Construction and real estate investments exert leverage power. A one percent increase in worker productivity from investments in construction leads to a tenfold payback.

Try disrupting that!

That scale of payback is especially relevant in workplaces using today’s modern technology. Much is said about smart technologies. More needs to be said about the smarter and more live workers needed to both manage the smart machines and keep them from doing stupid things at a very fast rate.

The payback on investments in workplace effectiveness is getting higher in high-tech workplaces.


I was also pleased to see the same openness to transformative change as green economy freaks enjoyed during the 1990s.

Today, wholesale transformation is described as disruption. Same difference. Out with the old, in with the new!

It might sound virtually impossible, but the commercial construction and real estate industry are about to face disruption on the same scale as newspapers, supermarkets, shopping malls, taxis, beer and coffee.

In all cases, industries and companies facing extinction become victims of disruption because they added no value to what a commodity ordered online with same-day delivery can provide.

The companies still surviving and thriving have figured out how to serve their customers better than a website and speedy delivery service, and how to foreground a relationship with customers that an impersonal computer algorithm can’t compete against.

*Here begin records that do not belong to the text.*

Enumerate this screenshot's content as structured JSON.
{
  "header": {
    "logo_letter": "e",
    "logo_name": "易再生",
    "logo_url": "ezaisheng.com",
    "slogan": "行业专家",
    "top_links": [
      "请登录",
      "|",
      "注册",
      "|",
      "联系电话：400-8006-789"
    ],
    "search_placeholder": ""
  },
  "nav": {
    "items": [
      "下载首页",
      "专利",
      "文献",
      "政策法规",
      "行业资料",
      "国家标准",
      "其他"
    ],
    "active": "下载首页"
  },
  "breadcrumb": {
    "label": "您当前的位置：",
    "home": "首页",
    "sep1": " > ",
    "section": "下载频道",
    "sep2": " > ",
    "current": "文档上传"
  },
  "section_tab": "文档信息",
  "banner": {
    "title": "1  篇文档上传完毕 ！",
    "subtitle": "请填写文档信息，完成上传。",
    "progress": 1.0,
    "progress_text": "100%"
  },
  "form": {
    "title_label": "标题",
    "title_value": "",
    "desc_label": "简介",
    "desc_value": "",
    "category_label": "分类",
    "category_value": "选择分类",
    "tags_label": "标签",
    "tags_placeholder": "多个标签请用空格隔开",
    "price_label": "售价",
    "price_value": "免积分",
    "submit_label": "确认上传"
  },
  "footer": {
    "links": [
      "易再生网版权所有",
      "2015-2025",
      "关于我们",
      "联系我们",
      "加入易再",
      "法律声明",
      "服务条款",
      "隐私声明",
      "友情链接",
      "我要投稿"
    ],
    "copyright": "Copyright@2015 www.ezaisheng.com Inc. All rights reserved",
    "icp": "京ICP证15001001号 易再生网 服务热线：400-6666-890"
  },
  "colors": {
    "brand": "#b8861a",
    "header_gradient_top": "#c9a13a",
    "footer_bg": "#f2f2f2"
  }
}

Which is of course music the ears of Ingenuity, the hosts who invited me to check out the breakfast in the first place. Founded on a commitment to factoring people and partners into their projects and practices, they’ve found a formula that generates more than just a healthy bottom line. It creates returns at every stage of their projects that are realized in stronger ties with their trades, more trust from architects and designers, more responsibility from developers, and relationships with tenants.

Values, as it turns out, can also be disruptive.